▸ **YOUR GOAL**: Copy out, from the entries below, each line that holds the string "JSON".

Data extracted from a collection:
____________
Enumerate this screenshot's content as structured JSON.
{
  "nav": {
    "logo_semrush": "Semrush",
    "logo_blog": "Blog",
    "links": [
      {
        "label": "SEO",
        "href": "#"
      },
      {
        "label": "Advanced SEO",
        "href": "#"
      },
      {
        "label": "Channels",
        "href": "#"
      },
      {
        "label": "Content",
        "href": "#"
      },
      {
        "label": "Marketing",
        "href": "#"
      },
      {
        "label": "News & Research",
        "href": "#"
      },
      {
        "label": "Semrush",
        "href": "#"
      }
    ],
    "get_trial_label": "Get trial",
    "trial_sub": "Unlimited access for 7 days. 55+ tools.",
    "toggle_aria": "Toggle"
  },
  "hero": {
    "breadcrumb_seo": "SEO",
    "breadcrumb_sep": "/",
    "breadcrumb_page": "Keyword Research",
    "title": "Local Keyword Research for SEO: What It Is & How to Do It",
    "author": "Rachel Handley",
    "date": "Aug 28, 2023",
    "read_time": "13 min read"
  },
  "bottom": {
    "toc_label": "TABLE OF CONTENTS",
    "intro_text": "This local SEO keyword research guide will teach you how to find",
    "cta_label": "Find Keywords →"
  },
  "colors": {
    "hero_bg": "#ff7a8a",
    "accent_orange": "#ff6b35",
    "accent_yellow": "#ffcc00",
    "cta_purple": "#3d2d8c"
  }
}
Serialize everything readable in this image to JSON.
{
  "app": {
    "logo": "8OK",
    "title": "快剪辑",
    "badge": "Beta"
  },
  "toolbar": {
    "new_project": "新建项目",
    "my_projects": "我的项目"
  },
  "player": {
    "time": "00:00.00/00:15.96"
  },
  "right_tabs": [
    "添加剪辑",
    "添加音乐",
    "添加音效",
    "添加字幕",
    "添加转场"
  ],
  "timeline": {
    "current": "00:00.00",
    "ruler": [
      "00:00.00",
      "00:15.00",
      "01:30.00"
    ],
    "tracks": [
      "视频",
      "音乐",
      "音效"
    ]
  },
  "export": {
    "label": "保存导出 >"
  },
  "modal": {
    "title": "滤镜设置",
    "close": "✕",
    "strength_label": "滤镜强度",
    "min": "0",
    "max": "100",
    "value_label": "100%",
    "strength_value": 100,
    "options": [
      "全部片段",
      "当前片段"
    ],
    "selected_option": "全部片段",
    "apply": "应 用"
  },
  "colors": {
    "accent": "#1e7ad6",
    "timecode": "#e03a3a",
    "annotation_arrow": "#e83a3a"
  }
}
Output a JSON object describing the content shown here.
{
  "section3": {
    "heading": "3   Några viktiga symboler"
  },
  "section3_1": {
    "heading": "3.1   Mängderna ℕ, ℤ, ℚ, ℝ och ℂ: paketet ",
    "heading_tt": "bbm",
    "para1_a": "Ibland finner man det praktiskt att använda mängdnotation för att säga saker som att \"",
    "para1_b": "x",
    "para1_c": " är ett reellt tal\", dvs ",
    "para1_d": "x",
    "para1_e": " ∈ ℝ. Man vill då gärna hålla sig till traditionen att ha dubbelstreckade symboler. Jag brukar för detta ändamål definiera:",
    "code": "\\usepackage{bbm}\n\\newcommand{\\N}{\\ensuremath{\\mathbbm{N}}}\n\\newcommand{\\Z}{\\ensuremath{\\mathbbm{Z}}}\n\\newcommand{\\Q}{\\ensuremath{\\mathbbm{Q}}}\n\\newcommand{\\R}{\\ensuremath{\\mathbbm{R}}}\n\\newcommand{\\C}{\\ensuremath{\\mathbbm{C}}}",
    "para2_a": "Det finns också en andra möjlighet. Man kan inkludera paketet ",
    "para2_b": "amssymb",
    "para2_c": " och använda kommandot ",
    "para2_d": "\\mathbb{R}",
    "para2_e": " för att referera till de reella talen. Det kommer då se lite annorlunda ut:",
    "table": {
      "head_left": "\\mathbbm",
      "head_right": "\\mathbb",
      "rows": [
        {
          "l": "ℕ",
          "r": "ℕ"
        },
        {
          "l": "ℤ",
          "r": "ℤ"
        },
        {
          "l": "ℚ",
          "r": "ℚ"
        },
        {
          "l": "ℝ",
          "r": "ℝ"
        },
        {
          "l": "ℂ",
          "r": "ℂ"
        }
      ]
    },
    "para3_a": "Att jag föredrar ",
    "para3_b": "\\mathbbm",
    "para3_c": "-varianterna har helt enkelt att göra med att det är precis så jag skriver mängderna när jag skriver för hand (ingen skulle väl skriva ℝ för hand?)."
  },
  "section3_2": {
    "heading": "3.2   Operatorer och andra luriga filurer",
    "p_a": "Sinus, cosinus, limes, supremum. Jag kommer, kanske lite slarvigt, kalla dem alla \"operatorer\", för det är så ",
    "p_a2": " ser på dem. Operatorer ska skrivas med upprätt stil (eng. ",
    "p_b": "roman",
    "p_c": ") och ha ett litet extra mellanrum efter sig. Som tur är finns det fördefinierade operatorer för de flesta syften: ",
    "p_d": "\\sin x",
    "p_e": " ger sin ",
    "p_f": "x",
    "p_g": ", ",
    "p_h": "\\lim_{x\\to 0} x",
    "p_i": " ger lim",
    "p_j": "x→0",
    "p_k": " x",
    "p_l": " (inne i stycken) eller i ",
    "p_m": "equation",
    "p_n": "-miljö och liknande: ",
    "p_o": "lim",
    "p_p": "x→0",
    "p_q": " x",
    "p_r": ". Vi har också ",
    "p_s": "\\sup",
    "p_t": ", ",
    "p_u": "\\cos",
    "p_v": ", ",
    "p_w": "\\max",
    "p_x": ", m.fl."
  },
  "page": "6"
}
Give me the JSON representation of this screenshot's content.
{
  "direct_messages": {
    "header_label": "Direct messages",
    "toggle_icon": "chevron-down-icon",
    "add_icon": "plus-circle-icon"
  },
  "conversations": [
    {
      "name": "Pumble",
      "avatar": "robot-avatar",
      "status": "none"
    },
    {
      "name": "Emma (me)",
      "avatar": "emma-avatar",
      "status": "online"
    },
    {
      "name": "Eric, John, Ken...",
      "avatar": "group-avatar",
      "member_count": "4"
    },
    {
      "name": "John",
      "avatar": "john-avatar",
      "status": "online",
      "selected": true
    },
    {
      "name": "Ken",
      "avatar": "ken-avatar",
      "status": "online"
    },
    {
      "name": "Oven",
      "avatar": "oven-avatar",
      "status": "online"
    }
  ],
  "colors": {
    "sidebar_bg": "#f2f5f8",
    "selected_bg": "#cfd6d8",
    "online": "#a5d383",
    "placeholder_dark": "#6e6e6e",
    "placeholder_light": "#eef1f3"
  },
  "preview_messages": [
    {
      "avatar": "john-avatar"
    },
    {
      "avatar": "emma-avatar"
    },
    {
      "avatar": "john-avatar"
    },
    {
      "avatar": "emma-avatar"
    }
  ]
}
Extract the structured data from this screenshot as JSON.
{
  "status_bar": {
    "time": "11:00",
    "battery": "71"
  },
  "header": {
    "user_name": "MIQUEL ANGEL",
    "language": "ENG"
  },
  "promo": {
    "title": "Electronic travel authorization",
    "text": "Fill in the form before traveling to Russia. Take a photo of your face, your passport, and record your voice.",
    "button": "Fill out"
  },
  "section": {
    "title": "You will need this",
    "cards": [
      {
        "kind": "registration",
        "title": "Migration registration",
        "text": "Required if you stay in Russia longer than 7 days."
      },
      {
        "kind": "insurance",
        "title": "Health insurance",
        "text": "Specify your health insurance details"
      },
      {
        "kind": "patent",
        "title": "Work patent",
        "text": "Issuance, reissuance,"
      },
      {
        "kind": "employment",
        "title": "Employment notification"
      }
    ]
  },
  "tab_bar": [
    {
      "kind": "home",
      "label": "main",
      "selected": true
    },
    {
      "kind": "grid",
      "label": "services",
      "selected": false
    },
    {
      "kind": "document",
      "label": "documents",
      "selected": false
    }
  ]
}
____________
▸ **TASK RESPONSE**:
Enumerate this screenshot's content as structured JSON.
Serialize everything readable in this image to JSON.
Output a JSON object describing the content shown here.
Give me the JSON representation of this screenshot's content.
Extract the structured data from this screenshot as JSON.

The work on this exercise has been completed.